Plus Tammara shares her recipe for homemade teriyaki sauce!
Photo by Ingrid Kuenzel
Watching home cooks compete in stressful culinary situations like the ones you see on MasterChef Canada makes me question if American Idol is even that hard to win. I mean, of course you have to sing and the general public need to adore you, but you’re definitely not sweating bullets, accidentally cutting your fingers and trying to finish a plate of food with a camera in your face and judges staring at you or, occasionally, spitting out your food. Few cooks can handle that pressure, but one of those few is Calgary’s Tammara Behl.
Originally from Edmonton, Behl moved to Calgary with her husband seven years ago to further her career as a teacher. She now balances work and taking care of her two young girls. Chatting with the busy woman, you immediately get the impression that she is both vibrant and full of energy, but also business-minded. Qualities that a television camera loves, and a competitor in any television series needs.
Although she spends her days teaching and chasing after her girls, Behl has always loved the culinary arts. In her childhood, the young Tammara was always stirring and baking treats in her oven. Even if it was a small, plastic one.
“I started cooking when I was 3 years old in my easy bake oven!” She recalls. “Cooking – food in general – have always been an integral part of my life. Food is emotion, food is memories. I love giving these feelings to people through what I cook!”
Behl was part of a small crop of Calgary area folks in the Top 50 of the cooking competition when it premiered in January. After several large cuts, the group was whittled down to 16, where Behl remained as our city’s sole finalist. Needless to say, leaving her young family and her life behind while she filmed MasterChef Canada for six weeks last fall, was not easy.
“It was one of the hardest things I have ever done. Being away from friends and family in a competition setting was very difficult!” says Behl. “But, everyday I was gone from them made me want to work even harder to win. Not knowing who to trust [on the show] while missing my family, but trying to stay driven and focused was one of the biggest hurdles I faced.”
Approaching 40 years old, the home cook is happy to admit that she was the oldest female finalist, but attributes her age and life experience to her ability to handle pressure and, most importantly, multi-task.
“I think when you’re a mother of two, you’re always doing something. Watching one child, stirring a pot of tomato sauce, chopping an onion with some magical third hand!” jokes Behl as she explains her ability to juggle. “Watching some of my younger competitors on the show, they were running around with their heads cut off. If you’d watch us ‘older’ ones, you saw we were much more focused.”
This focus would take Behl far. From the beginning, she was a front-runner, winning multiple team challenges, and cooking solo in one of the many ‘pressure cooker’ situations. Her plates elevated as the competition progressed, but it was her homemade samosas that got her on this national stage in the first place.

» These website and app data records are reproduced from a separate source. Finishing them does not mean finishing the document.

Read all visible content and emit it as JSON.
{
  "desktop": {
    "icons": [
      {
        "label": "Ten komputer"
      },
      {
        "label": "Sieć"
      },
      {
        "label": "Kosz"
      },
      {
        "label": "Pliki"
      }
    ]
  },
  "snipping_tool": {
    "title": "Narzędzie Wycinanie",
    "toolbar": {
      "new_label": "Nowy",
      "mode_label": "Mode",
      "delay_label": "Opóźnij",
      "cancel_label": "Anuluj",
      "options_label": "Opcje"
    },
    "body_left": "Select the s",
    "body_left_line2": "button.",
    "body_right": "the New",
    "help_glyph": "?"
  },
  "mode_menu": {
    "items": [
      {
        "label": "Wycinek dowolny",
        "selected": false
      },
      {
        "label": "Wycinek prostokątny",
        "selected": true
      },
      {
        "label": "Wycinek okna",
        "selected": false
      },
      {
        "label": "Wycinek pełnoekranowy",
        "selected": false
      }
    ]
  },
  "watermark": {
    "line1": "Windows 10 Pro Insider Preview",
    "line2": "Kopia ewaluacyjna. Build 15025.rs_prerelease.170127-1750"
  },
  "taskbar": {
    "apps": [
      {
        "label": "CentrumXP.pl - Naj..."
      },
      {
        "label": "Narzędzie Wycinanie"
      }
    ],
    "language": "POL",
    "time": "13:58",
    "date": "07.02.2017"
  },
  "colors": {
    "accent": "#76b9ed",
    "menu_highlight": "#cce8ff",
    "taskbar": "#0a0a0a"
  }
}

“One of my best friends growing up was East Indian and I would always be over at her house trying all kinds of cuisine,” says Behl as fills samosas in her kitchen. “Her family loved me because I would eat all kinds of spicy foods, but my favourite thing to eat was always samosas!”
Though the self-proclaimed ‘Samosa Queen’ did not end up winning the show, she was a fan favourite and fought her way to a respectable fourth place. As is the case with any kind of competition series on television, it’s not so much whether you win or lose (although she does agree that an extra $100,000 would have been nice); it’s all about what you do with the national exposure.
“Life after MasterChef Canada so far has been a great experience. I have been able to get out of my house and into peoples kitchens. Do some catering work, some cooking schools, and even some professional kitchens as well. I have been cooking up a storm and there is no stopping me now!”
Behl says, “Be creative! If you like it spicy add some chillies. If you don’t have pineapple juice, no problem use orange! Use this recipe as a guide and make it your own.”
1/2 cup soy sauce
1/4 cup pineapple juice
2 Tbs sweet rice wine vinegar or Chinese cooking wine
1 Tbs plus 2 tsp brown sugar
1/4 cup honey
11/2 tsp minced garlic
11/2 tsp minced ginger
Place all ingredients in a saucepan; turn to medium heat and let cook until sugar and honey are dissolved, about 3-4 minutes. Transfer for suitable container and let chill in the refrigerator.
To make into a glaze, mix 1/2 Tbs cornstarch with 1 Tbs water. Follow above sauce recipe, cook on medium-high heat and add cornstarch mixture. Simmer until thickened, about 2 minutes.